In the short run, further falls could be ahead. The UK and global economies may experience severe recessions in the coming months that cause the profitability of many FTSE 100 companies to decline.
However, buying when such risks are present has historically been a sound means of positioning your portfolio for long-term growth. As such, going against the investor consensus and purchasing high-quality shares at low prices could be a worthwhile move.
Historic FTSE 100 performance
The FTSE 100’s performance is, like many assets, filled with periods of booms and busts. The index may have delivered an annualised total return in excess of 8% since its inception in 1984, but it has done so in a volatile fashion.
Investors who have previously bought while the index has been enjoying strong returns in a boom period may have generated impressive returns. However, other investors who bought during bear markets and downturns could have produced even higher returns than their peers.

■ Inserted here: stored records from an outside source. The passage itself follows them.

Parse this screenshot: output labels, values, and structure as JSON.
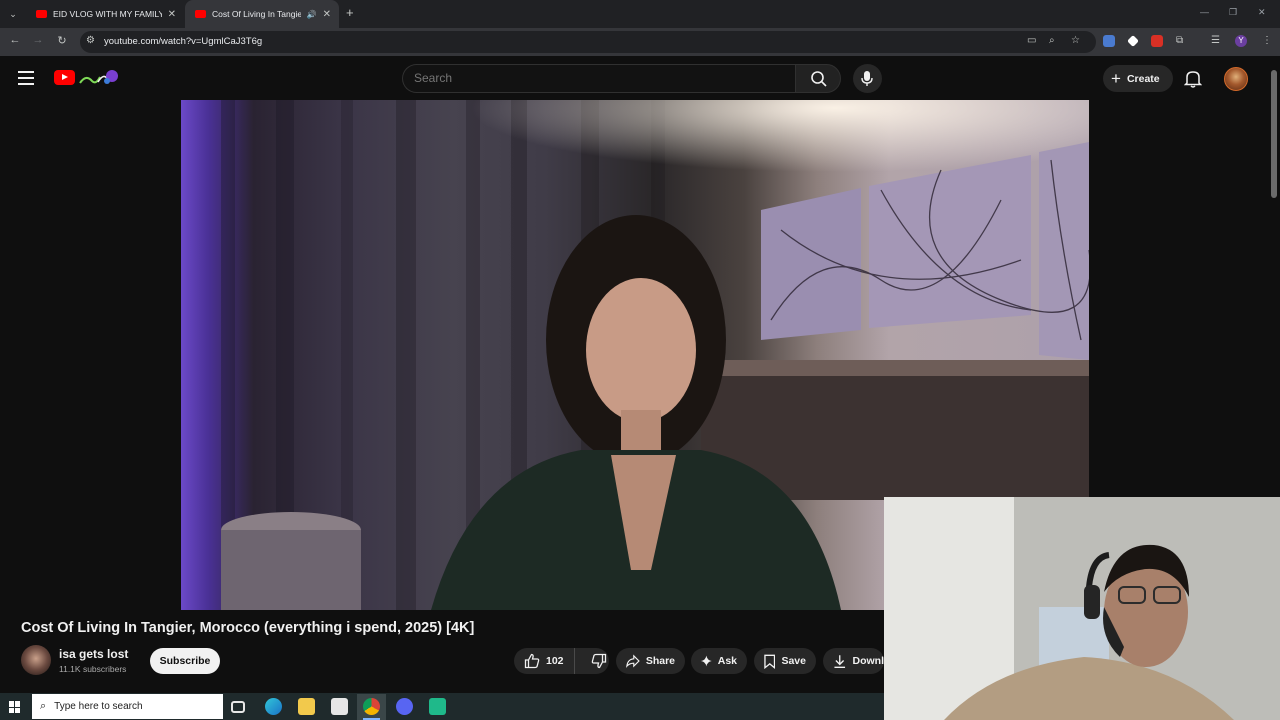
{
  "browser": {
    "tabs": [
      {
        "title": "EID VLOG WITH MY FAMILY I 😆",
        "active": false
      },
      {
        "title": "Cost Of Living In Tangier, M",
        "active": true
      }
    ],
    "url": "youtube.com/watch?v=UgmlCaJ3T6g",
    "profile_initial": "Y"
  },
  "youtube": {
    "search": {
      "placeholder": "Search"
    },
    "create_label": "Create",
    "video": {
      "title": "Cost Of Living In Tangier, Morocco (everything i spend, 2025) [4K]",
      "channel_name": "isa gets lost",
      "subscribers": "11.1K subscribers",
      "subscribe_label": "Subscribe",
      "likes": "102",
      "actions": {
        "share": "Share",
        "ask": "Ask",
        "save": "Save",
        "download": "Downl"
      }
    }
  },
  "taskbar": {
    "search_placeholder": "Type here to search"
  },
  "colors": {
    "yt_red": "#ff0000",
    "background": "#0f0f0f",
    "chip": "#272727"
  }
}
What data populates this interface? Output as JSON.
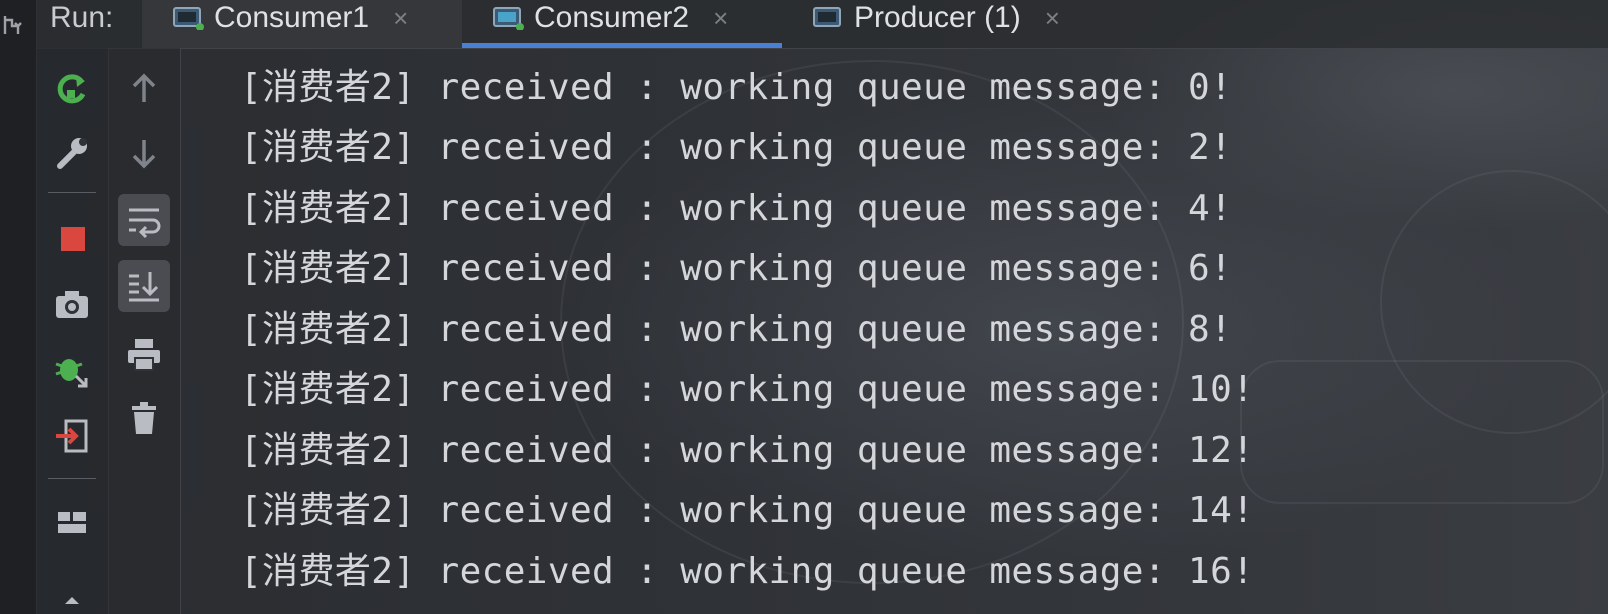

Certainly, the latter strategy is riskier in the short run. But, over the long term, the FTSE 100’s past performance shows that it has always recovered from its challenging periods to post new record highs. Therefore, buying when risks are high and share prices are low could be the most effective means of generating strong returns.
Buying high-quality shares
Of course, surviving downturns, bear markets and recessions is key to obtaining high returns in the long run. If your holdings do not survive the short run, they will not be in a position to benefit from a subsequent market rally.
Therefore, it is crucial to buy high-quality FTSE 100 shares. In other words, those companies that have solid balance sheets, strong market positions and the right strategies to adapt to changing market conditions. They are more likely to take part in the probable bull market that will follow the current challenges facing the world economy.
Fortunately, identifying such companies is much easier now than it was in previous recessions and bear markets. Annual reports are freely available online, while frequent investor updates provide guidance as to which businesses can survive economic difficulties.
Ignoring market noise
Buying shares when other investors are downbeat about their prospects can be a challenging process. It may require a significant amount of self-discipline to focus on facts and figures, rather than the opinions of your peers.
However, by adopting a long-term focus and buying high-quality stocks while they trade at low prices, you could improve your financial prospects. You may be in a strong position to benefit from a market rally. You see, the track record of the FTSE 100 suggests a rally is likely to occur after the current challenges have passed.
Peter Stephens has no position in any of the shares mentioned. The Motley Fool UK has no position in any of the shares mentioned. Views expressed on the companies mentioned in this article are those of the writer and therefore may differ from the official recommendations we make in our subscription services such as Share Advisor, Hidden Winners and Pro. Here at The Motley Fool we believe that considering a diverse range of insights makes us better investors.